In any criminal case in Victoria, the accused is presumed innocent until he is proven guilty as discussed in the case of Woolmington v DPP  AC 462; Howe v R (1980) 32 ALR 478). The prosecution has the burden of proving the guilt of the accused when they brought him in court for the crime charged.
The accused need not prove his innocence. To prove the guilt of the accused in the crime charged, the prosecution must prove it beyond reasonable doubt. The presumption of innocence is mandated under s25 (1) of the Charter of Human Rights and Responsibilities Act 2006 (Vic).
The onus and standard of proof required in criminal cases are proof beyond reasonable doubt. This is the highest standard required and demanded by the Australian Law and as stated in the Evidence Act of 2008. The prosecution need not prove every bits and details of the facts of the case. It is enough that the essential elements of the crime charged against the accused are proven beyond reasonable doubt. When all the elements of the crime charged were proven, then the verdict that should be given is “GUILTY”.
The prosecution has also the burden of disproving the innocence of the accused or his defences that arise in the trial as ruled by the Supreme Court in the case of R v Youssef (1990) 59 A Crim R 1; Zecevic v DPP (1987) 162 CLR 645. The prosecution must establish that the actions or acts of the accused were no accidental or a result of duress.
Disclaimer : This article is just a summary of the subject matter being discussed and should not be regarded as a comprehensive legal advice for you to defend yourself alone.

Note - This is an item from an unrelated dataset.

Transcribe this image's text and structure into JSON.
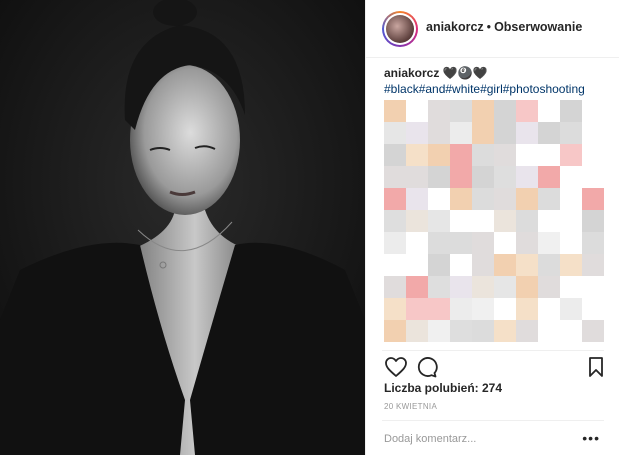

If you are charged with criminal offences, it is recommended that you seek legal assistance from criminal lawyers.